Climate change is the greatest environmental challenge facing the world
today. Rising global temperatures will bring changes in weather patterns,
rising sea levels, and increased frequency and intensity of extreme weather
events. The UK is acting now to
adapt to climate change and to reduce our contribution to its causes.
Climate change is an issue which cuts across a range of Government policies
and responsibilities. It's important that different Departments work
together as effectively as possible. The Deputy Prime Minister is therefore
working with Ministerial colleagues across Government to help ensure that
Departments maximise their collective contribution to tackling climate
In 1997, the Deputy Prime Minister was a European Union negotiator at the
Kyoto convention on climate change. Kyoto imposed a responsibility on
developed countries to cut their overall greenhouse gas emissions on the
1990 level by 5% by the year 2010. This varied for each country, with the
European average level agreed at 8%. For Britain, this meant a reduction of
12½ per cent in greenhouse gases compared to the 1990 level.
We are on course, not only to achieve that target, but to achieve a cut in
the region of 23 to 25%. Britain has shown that you can have sustained and
continuing economic growth with Kyoto targets.
But the Kyoto Protocol is just a first step, mapping action for the first
commitment period (until 2012). If we are to make a real impact on tackling
the menace of climate change, we have to go much further.
So, in recognition of his work on the Kyoto Protocol, the Prime Minister
has asked the Deputy Prime Minister to work with the Foreign Secretary, the
Secretary of State for the Environment, and other Departments across
Government on promoting the Government's post-Kyoto agenda.
The Government is proposing that a post-Kyoto agreement should be
universal, covering developed and developing countries. It needs to
encompass nations such as China and India. During his work on Kyoto in
1997, the Deputy Prime Minister emphasised need to engage with China and
India on these issues, and since then he has continued a dialogue with
leading politicians from these countries.
A post-Kyoto framework should set a clear stabilisation goal, with targets,
with a new framework to achieve it. Such a framework would provide greater
future certainty and stability to encourage greater investment in
environmentally beneficial growth.

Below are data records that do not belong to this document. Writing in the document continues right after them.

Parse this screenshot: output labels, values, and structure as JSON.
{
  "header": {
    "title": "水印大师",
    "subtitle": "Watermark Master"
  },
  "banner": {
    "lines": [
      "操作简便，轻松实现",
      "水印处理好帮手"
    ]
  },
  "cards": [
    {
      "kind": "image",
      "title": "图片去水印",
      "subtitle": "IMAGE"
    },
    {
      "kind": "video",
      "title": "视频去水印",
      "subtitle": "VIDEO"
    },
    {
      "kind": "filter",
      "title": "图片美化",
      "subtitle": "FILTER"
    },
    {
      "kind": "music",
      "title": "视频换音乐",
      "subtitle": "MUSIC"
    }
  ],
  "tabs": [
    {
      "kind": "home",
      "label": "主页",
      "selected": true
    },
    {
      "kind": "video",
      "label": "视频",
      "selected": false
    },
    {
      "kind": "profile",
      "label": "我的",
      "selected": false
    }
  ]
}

There are huge commercial and economic
opportunities in the new technologies associated with combating climate
change. Environmental sustainability and economy prosperity are two sides
of the same coin.
The UK has already shown that
tackling climate change is compatible with historically unprecedented
levels of economic growth, and our challenge is to continue to create jobs
and growth within a sustainable framework.